> Materials provided
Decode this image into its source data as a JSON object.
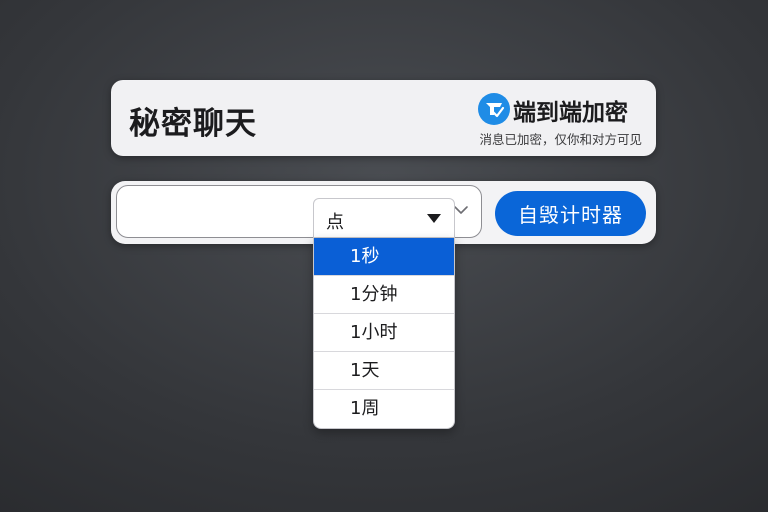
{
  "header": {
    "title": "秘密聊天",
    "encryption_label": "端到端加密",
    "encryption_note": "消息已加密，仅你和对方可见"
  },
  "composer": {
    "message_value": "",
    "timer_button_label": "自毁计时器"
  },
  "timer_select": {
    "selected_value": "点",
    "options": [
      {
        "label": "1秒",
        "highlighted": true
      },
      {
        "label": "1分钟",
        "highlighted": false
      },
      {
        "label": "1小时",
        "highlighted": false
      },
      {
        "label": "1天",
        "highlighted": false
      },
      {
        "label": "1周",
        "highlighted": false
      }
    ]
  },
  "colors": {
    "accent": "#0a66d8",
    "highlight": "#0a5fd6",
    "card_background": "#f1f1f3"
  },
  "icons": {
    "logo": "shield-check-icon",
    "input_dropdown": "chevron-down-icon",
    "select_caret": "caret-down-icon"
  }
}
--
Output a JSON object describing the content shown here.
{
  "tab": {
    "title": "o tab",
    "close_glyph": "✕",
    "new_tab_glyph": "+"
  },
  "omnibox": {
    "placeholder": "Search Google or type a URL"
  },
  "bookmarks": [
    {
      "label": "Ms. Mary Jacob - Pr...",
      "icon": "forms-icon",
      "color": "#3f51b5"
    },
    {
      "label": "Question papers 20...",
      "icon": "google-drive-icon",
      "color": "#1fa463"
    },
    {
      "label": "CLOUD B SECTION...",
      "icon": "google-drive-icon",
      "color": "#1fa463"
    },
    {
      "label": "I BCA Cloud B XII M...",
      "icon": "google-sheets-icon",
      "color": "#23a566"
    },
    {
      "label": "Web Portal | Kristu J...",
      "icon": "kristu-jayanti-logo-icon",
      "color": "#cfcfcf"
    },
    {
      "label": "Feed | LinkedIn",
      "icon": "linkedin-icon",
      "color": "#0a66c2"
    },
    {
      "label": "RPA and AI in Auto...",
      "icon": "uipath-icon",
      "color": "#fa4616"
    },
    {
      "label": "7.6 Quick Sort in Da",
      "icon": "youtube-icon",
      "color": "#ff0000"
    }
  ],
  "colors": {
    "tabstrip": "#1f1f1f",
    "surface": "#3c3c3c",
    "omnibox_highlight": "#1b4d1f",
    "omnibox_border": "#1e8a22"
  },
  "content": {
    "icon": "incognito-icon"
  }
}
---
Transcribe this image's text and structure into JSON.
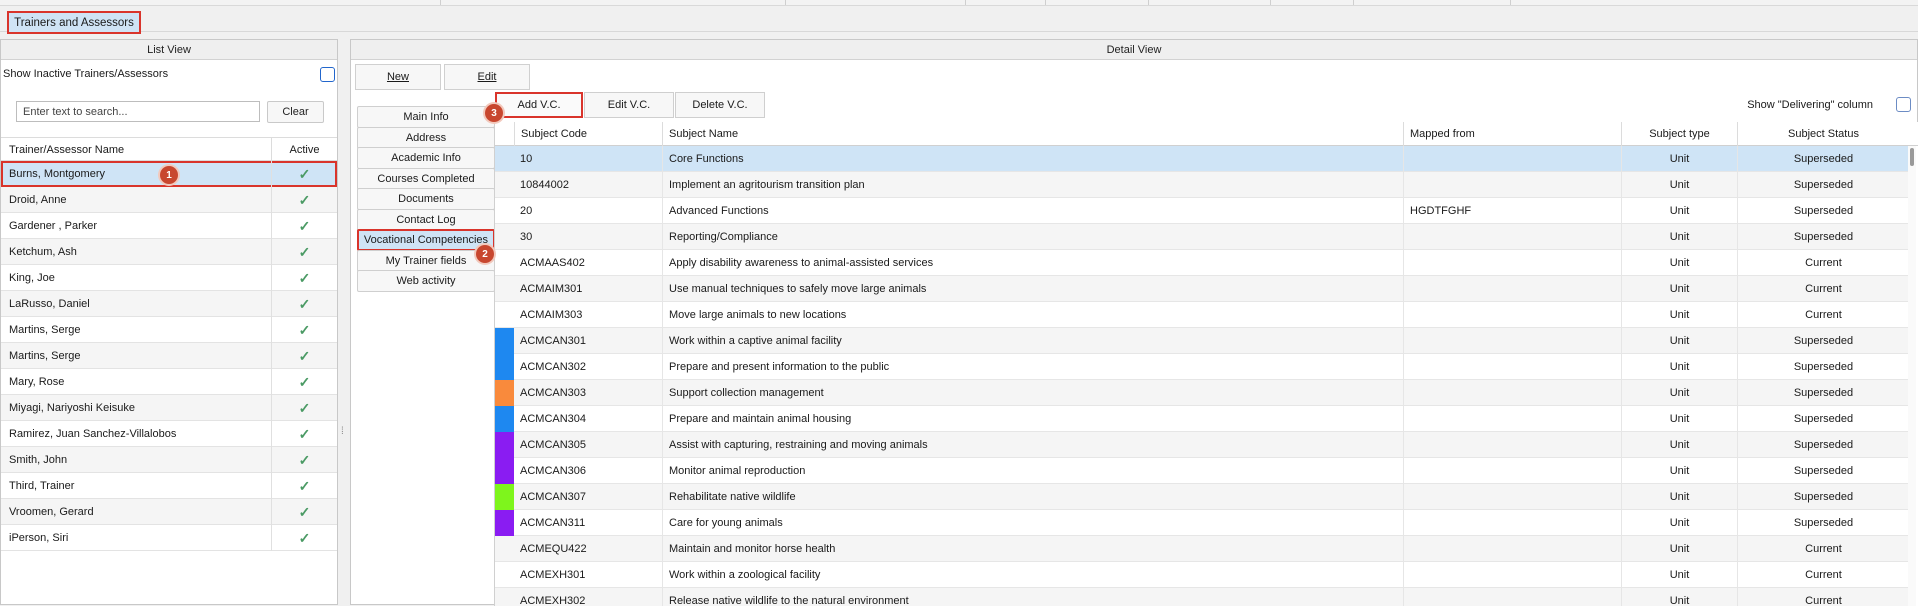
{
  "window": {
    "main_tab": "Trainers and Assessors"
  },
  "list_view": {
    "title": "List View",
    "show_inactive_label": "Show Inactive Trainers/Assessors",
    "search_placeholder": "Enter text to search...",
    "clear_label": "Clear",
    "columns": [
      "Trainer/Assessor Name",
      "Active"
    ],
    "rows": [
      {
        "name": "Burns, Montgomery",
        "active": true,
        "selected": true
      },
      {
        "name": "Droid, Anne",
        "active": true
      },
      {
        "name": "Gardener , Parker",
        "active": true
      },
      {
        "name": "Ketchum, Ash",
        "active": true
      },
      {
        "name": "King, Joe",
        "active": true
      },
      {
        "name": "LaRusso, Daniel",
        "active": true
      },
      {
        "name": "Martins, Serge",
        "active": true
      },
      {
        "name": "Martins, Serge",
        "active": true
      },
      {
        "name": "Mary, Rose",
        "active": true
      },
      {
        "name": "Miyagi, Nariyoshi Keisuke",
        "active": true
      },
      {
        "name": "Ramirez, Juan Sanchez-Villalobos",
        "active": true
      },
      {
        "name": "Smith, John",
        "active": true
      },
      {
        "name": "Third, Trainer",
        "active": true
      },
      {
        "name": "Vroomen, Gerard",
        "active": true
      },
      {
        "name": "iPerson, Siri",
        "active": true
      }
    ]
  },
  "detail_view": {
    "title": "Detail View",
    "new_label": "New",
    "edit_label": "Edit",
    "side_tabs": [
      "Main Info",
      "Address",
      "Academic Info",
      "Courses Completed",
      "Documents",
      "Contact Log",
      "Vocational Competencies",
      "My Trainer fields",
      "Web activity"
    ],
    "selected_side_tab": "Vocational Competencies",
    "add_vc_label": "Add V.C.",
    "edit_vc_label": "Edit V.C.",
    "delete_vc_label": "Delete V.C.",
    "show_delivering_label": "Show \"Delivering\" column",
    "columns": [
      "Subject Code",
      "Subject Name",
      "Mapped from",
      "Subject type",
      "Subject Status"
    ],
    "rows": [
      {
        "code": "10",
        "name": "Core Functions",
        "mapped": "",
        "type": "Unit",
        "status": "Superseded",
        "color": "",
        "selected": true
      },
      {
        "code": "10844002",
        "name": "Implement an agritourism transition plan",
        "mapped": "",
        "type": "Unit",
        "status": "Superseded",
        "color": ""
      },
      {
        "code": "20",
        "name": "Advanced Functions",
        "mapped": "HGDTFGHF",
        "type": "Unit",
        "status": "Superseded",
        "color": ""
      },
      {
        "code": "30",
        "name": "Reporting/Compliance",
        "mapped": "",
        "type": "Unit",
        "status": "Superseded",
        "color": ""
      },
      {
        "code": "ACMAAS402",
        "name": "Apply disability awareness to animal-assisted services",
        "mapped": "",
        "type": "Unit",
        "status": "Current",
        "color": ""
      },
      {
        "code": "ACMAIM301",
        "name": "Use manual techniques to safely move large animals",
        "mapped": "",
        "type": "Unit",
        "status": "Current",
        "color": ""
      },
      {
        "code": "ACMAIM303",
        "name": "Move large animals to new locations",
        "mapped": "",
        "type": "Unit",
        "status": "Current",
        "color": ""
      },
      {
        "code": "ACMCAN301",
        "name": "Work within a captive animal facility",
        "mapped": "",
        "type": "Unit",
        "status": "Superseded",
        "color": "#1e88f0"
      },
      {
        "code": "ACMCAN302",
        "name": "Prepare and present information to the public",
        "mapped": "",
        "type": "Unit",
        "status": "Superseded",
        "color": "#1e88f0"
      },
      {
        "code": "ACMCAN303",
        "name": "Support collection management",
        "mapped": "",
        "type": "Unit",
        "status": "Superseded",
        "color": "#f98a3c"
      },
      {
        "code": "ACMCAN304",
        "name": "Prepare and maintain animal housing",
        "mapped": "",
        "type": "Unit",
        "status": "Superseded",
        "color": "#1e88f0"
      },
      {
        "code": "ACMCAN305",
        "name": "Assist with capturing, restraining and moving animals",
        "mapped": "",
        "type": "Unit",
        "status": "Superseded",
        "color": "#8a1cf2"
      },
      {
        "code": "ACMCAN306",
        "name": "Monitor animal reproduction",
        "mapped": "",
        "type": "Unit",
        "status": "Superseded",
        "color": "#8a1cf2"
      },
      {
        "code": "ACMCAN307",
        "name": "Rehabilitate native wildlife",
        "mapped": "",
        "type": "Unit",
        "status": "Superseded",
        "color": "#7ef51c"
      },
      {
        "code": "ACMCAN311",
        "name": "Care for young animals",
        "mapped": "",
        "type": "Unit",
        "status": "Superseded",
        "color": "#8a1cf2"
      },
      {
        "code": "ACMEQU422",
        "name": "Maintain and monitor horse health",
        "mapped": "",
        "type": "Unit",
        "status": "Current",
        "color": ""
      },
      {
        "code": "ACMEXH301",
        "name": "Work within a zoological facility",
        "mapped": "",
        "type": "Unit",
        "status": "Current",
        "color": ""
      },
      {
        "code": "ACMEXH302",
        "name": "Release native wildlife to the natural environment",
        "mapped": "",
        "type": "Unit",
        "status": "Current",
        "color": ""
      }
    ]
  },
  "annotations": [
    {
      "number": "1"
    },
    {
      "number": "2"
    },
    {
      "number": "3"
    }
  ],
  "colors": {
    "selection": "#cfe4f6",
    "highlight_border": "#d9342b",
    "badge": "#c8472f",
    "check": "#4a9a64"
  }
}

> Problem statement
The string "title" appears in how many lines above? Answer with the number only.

> Solution to this exercise
4